--- Exercise objective ---
Return each line of the records below that contains the word "icon".

[[ Data for processing open ]]

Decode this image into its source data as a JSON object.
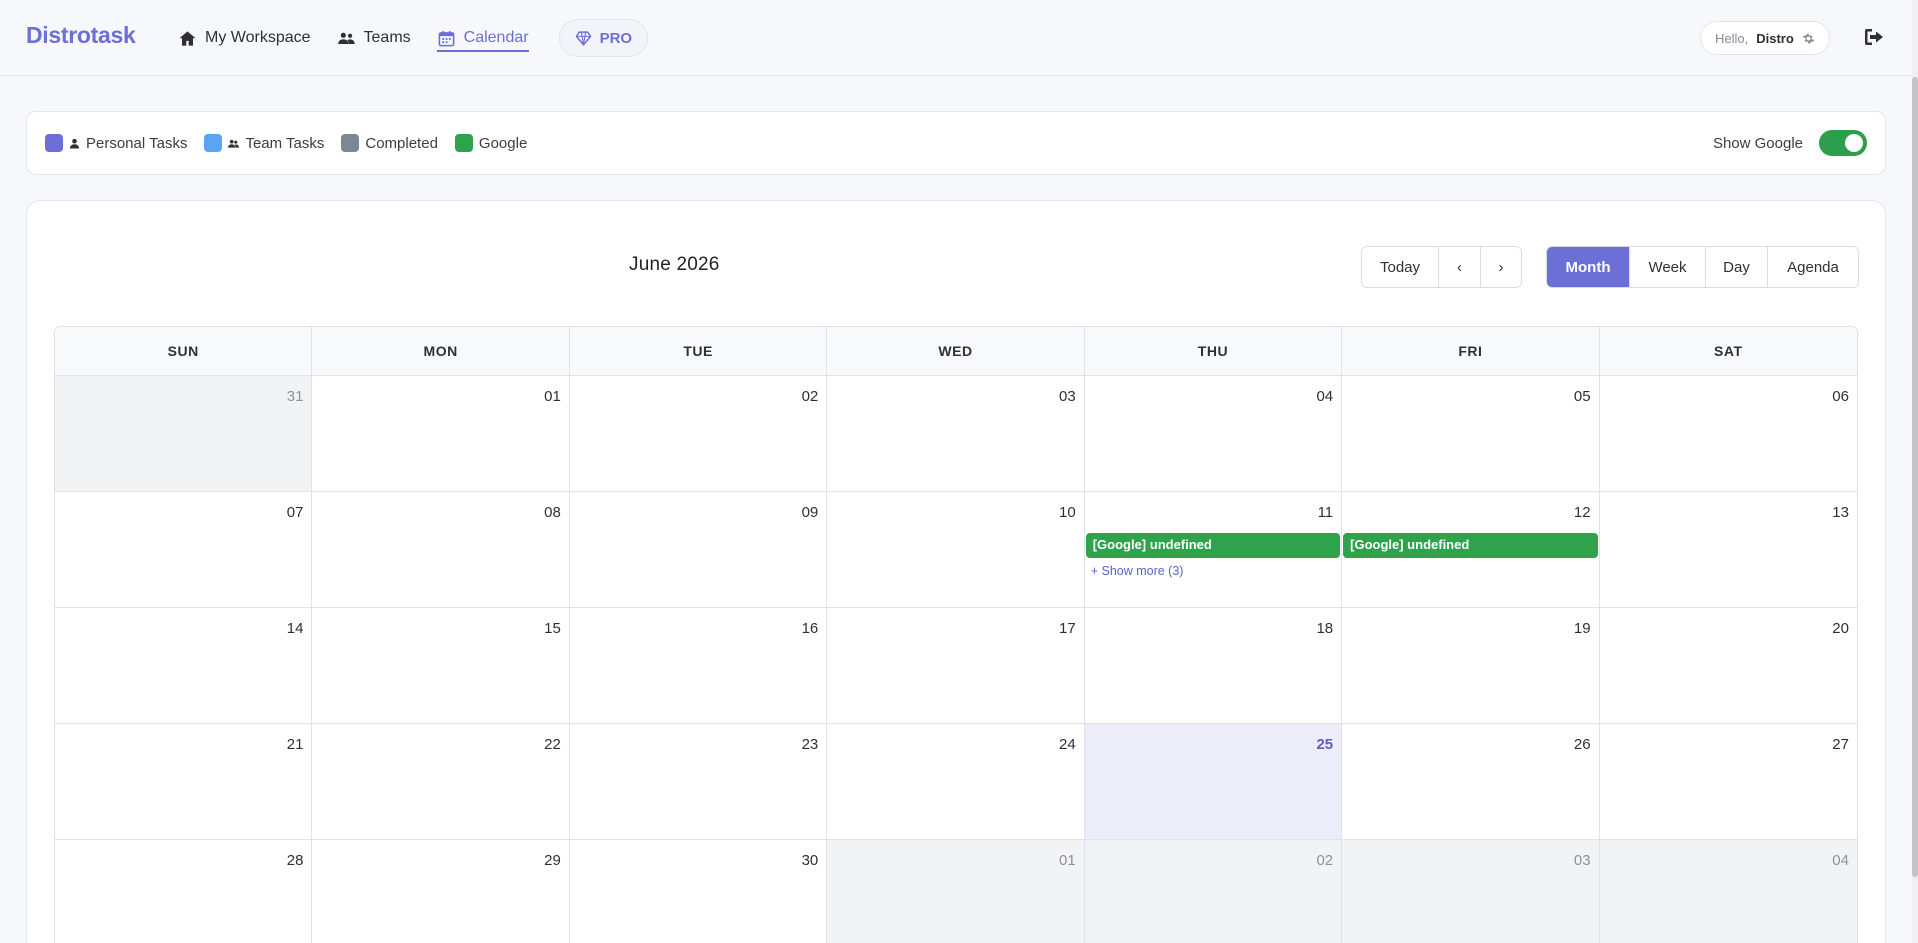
{
  "header": {
    "brand": "Distrotask",
    "nav": [
      {
        "label": "My Workspace",
        "icon": "home-icon"
      },
      {
        "label": "Teams",
        "icon": "users-icon"
      },
      {
        "label": "Calendar",
        "icon": "calendar-icon",
        "active": true
      }
    ],
    "pro_label": "PRO",
    "hello_label": "Hello,",
    "user_name": "Distro"
  },
  "legend": {
    "items": [
      {
        "label": "Personal Tasks",
        "color": "#6b6fd6",
        "icon": "user-icon"
      },
      {
        "label": "Team Tasks",
        "color": "#5aa6f5",
        "icon": "users-icon"
      },
      {
        "label": "Completed",
        "color": "#7d8794"
      },
      {
        "label": "Google",
        "color": "#2fa24c"
      }
    ],
    "show_google_label": "Show Google",
    "show_google_on": true
  },
  "calendar": {
    "title": "June 2026",
    "nav_buttons": {
      "today": "Today",
      "prev": "‹",
      "next": "›"
    },
    "views": [
      "Month",
      "Week",
      "Day",
      "Agenda"
    ],
    "active_view": "Month",
    "weekdays": [
      "SUN",
      "MON",
      "TUE",
      "WED",
      "THU",
      "FRI",
      "SAT"
    ],
    "weeks": [
      [
        {
          "d": "31",
          "other": true
        },
        {
          "d": "01"
        },
        {
          "d": "02"
        },
        {
          "d": "03"
        },
        {
          "d": "04"
        },
        {
          "d": "05"
        },
        {
          "d": "06"
        }
      ],
      [
        {
          "d": "07"
        },
        {
          "d": "08"
        },
        {
          "d": "09"
        },
        {
          "d": "10"
        },
        {
          "d": "11",
          "event": "[Google] undefined",
          "more": "+ Show more (3)"
        },
        {
          "d": "12",
          "event": "[Google] undefined"
        },
        {
          "d": "13"
        }
      ],
      [
        {
          "d": "14"
        },
        {
          "d": "15"
        },
        {
          "d": "16"
        },
        {
          "d": "17"
        },
        {
          "d": "18"
        },
        {
          "d": "19"
        },
        {
          "d": "20"
        }
      ],
      [
        {
          "d": "21"
        },
        {
          "d": "22"
        },
        {
          "d": "23"
        },
        {
          "d": "24"
        },
        {
          "d": "25",
          "today": true
        },
        {
          "d": "26"
        },
        {
          "d": "27"
        }
      ],
      [
        {
          "d": "28"
        },
        {
          "d": "29"
        },
        {
          "d": "30"
        },
        {
          "d": "01",
          "other": true
        },
        {
          "d": "02",
          "other": true
        },
        {
          "d": "03",
          "other": true
        },
        {
          "d": "04",
          "other": true
        }
      ]
    ]
  }
}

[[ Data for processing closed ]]

--- Finished task ---
        "icon": "home-icon"
        "icon": "users-icon"
        "icon": "calendar-icon",
        "icon": "user-icon"
        "icon": "users-icon"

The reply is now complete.